“Specifically, we will clean up the environment, clear the river systems to enable water to flow freely again, and address flooding; we will establish mangrove forests, with some 190,000 mangroves all over Bulacan and neighboring provinces to enhance biodiversity and help mitigate tidal flooding. We’re also looking to develop and enhance the natural habitats of marine and bird species. There’s so much more we can do,” he added.
For the development itself, Ang said he and Palafox look to integrate the following concepts:
- Adopt green architectural and green urbanism guidelines over and above the country’s building and zoning codes, which Palafox said no longer follows international standards.
- Follow the structural codes of other countries, specifically those situated in similar earthquake zones as the Philippines.
- Creation of an “innovation hub” where both learning institutions and technology-driven global companies can thrive. As such, Palafox has put forth a “town and gown” or university town concept, where learning institutions and the community partner together, such as in Cambridge and Boston in the United States, where Harvard University is. SMC is also looking to put up a medical and research facility along with the school.
- The aerocity project will be equipped with the latest in digital infrastructure, to enable people to work and conduct business anywhere.
- The development will also have lots of open spaces, as these are the “lungs” of a city. Palafox cited that Metro Manila went from green to gridlock because many parks and open spaces were reclassified into sellable and buildable properties. As the population grew, the parks and open spaces started disappearing.
Meanwhile, Bulacan development aims to allow the highest and best use for the improvement of the environment and to address climate change. These will be included in his proposed guidelines for green architecture and green urban planning.
Ultimately, the plan is to positively impact the whole of Bulakan, Bulacan so that in the end, Bulacan will not just be a province with an airport but an airport-driven province.
In master-planning the development, “ridge to reef” planning will also be employed, considering the improvement of mountain ridges or highlands, midlands, the lowlands, and the coastline.
Public transport will also be easily accessible. One of the things being considered is a bicycle highway connected to the train system.
Palafox said the city would be a “healthy city.” It will be “walkable and attractive.” It will have less need for security because it will be open. There won’t be too many walls around the city, which Palafox sees as encouraging crime, and contributing to the heat index, as they obstruct cross ventilation in cities.
Meanwhile, the coastal area or Manila Bay waterfront will also be utilized for walkways, waterfront promenades.
Finally, Palafox and Ang said they would prioritize the triple bottom line: people first for social equity, alleviating poverty, and job creation or inclusivity.
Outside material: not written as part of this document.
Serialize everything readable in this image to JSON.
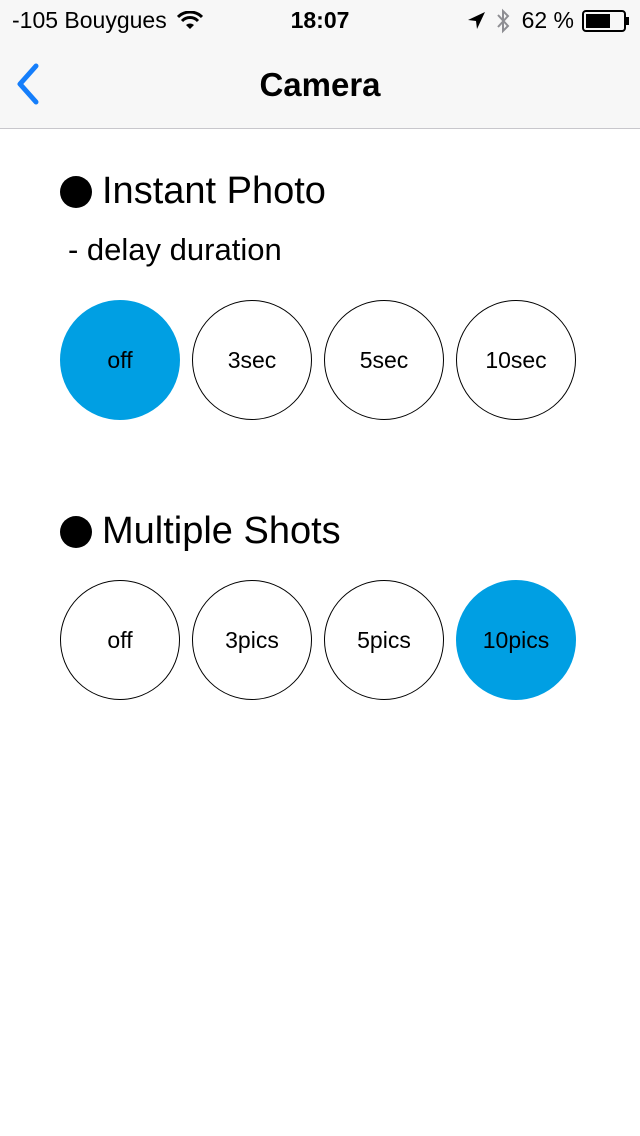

Then planet and the environment come next, with prosperity, economic growth, and profit following.